Data about app and page elements:
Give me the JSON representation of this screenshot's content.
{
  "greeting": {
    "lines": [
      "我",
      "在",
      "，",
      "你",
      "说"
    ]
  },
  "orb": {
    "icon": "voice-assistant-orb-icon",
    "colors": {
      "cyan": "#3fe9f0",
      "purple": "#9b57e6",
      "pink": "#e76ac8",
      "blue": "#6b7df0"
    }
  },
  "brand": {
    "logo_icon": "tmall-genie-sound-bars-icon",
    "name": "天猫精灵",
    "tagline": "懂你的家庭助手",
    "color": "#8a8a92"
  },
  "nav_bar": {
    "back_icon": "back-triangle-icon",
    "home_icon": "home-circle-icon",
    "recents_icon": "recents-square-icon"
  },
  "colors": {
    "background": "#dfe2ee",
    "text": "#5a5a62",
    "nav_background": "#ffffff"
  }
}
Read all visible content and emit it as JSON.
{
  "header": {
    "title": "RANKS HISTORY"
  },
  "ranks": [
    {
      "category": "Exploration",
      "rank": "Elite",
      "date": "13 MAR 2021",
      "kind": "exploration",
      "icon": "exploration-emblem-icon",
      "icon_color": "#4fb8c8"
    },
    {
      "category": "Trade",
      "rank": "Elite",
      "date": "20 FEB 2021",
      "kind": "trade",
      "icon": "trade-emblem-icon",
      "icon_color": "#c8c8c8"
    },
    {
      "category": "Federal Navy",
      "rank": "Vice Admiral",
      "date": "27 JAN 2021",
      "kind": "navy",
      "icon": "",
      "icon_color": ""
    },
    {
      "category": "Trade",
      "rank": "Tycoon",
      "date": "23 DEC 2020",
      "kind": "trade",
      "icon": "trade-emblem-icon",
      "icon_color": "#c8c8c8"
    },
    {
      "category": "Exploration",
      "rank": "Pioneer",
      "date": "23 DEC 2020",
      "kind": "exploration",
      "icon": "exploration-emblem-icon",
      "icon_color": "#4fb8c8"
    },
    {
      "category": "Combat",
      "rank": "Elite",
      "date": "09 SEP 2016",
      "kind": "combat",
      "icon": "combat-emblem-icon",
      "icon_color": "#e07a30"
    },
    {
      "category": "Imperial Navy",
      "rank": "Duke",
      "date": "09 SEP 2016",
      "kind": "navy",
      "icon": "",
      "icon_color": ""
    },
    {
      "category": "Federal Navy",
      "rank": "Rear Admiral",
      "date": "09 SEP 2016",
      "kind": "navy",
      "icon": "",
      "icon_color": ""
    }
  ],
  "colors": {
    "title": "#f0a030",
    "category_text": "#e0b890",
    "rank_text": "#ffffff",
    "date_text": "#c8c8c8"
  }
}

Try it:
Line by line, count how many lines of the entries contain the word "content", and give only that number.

Task output:
2